(Dataset rows describing interfaces)
★ ★ ★ ★ ★
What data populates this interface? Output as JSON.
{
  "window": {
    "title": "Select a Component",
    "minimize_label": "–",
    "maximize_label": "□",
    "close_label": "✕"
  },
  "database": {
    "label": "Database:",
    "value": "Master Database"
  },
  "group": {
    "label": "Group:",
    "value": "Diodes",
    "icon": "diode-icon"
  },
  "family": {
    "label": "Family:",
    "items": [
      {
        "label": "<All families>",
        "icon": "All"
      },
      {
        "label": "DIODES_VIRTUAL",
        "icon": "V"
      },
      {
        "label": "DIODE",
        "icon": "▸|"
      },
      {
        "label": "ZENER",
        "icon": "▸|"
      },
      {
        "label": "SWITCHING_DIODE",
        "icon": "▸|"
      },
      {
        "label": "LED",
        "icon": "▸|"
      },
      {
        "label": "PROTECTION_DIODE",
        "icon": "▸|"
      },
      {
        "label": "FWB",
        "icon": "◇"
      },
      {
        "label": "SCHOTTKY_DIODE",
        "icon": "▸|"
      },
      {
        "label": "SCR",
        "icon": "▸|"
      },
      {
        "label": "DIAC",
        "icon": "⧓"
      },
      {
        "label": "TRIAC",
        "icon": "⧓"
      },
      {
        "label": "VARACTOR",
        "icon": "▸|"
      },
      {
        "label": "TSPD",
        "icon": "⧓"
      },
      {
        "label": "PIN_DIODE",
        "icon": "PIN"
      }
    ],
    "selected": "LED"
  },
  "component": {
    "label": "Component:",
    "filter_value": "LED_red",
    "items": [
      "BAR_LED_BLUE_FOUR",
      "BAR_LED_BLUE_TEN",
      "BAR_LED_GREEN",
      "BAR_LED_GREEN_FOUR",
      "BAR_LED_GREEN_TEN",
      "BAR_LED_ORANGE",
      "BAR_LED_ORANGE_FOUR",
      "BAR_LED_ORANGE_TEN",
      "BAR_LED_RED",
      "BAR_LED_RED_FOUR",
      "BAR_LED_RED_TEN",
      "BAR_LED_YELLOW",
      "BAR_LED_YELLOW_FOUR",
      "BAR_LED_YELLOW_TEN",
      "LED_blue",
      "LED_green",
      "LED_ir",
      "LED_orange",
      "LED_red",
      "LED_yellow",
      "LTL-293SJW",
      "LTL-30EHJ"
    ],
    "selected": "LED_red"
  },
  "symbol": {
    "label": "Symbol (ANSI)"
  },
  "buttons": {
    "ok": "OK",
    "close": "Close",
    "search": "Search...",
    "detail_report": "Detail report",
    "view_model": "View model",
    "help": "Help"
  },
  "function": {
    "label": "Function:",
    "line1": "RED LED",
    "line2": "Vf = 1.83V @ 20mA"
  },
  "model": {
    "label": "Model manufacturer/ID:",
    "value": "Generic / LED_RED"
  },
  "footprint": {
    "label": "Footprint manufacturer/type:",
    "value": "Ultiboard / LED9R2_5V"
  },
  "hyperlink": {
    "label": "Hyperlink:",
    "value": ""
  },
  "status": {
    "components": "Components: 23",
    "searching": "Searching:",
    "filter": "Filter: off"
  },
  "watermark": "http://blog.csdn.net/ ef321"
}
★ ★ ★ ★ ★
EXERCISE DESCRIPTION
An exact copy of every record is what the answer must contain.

OUTPUT OF THE TASK
What data populates this interface? Output as JSON.
{
  "window": {
    "title": "Select a Component",
    "minimize_label": "–",
    "maximize_label": "□",
    "close_label": "✕"
  },
  "database": {
    "label": "Database:",
    "value": "Master Database"
  },
  "group": {
    "label": "Group:",
    "value": "Diodes",
    "icon": "diode-icon"
  },
  "family": {
    "label": "Family:",
    "items": [
      {
        "label": "<All families>",
        "icon": "All"
      },
      {
        "label": "DIODES_VIRTUAL",
        "icon": "V"
      },
      {
        "label": "DIODE",
        "icon": "▸|"
      },
      {
        "label": "ZENER",
        "icon": "▸|"
      },
      {
        "label": "SWITCHING_DIODE",
        "icon": "▸|"
      },
      {
        "label": "LED",
        "icon": "▸|"
      },
      {
        "label": "PROTECTION_DIODE",
        "icon": "▸|"
      },
      {
        "label": "FWB",
        "icon": "◇"
      },
      {
        "label": "SCHOTTKY_DIODE",
        "icon": "▸|"
      },
      {
        "label": "SCR",
        "icon": "▸|"
      },
      {
        "label": "DIAC",
        "icon": "⧓"
      },
      {
        "label": "TRIAC",
        "icon": "⧓"
      },
      {
        "label": "VARACTOR",
        "icon": "▸|"
      },
      {
        "label": "TSPD",
        "icon": "⧓"
      },
      {
        "label": "PIN_DIODE",
        "icon": "PIN"
      }
    ],
    "selected": "LED"
  },
  "component": {
    "label": "Component:",
    "filter_value": "LED_red",
    "items": [
      "BAR_LED_BLUE_FOUR",
      "BAR_LED_BLUE_TEN",
      "BAR_LED_GREEN",
      "BAR_LED_GREEN_FOUR",
      "BAR_LED_GREEN_TEN",
      "BAR_LED_ORANGE",
      "BAR_LED_ORANGE_FOUR",
      "BAR_LED_ORANGE_TEN",
      "BAR_LED_RED",
      "BAR_LED_RED_FOUR",
      "BAR_LED_RED_TEN",
      "BAR_LED_YELLOW",
      "BAR_LED_YELLOW_FOUR",
      "BAR_LED_YELLOW_TEN",
      "LED_blue",
      "LED_green",
      "LED_ir",
      "LED_orange",
      "LED_red",
      "LED_yellow",
      "LTL-293SJW",
      "LTL-30EHJ"
    ],
    "selected": "LED_red"
  },
  "symbol": {
    "label": "Symbol (ANSI)"
  },
  "buttons": {
    "ok": "OK",
    "close": "Close",
    "search": "Search...",
    "detail_report": "Detail report",
    "view_model": "View model",
    "help": "Help"
  },
  "function": {
    "label": "Function:",
    "line1": "RED LED",
    "line2": "Vf = 1.83V @ 20mA"
  },
  "model": {
    "label": "Model manufacturer/ID:",
    "value": "Generic / LED_RED"
  },
  "footprint": {
    "label": "Footprint manufacturer/type:",
    "value": "Ultiboard / LED9R2_5V"
  },
  "hyperlink": {
    "label": "Hyperlink:",
    "value": ""
  },
  "status": {
    "components": "Components: 23",
    "searching": "Searching:",
    "filter": "Filter: off"
  },
  "watermark": "http://blog.csdn.net/ ef321"
}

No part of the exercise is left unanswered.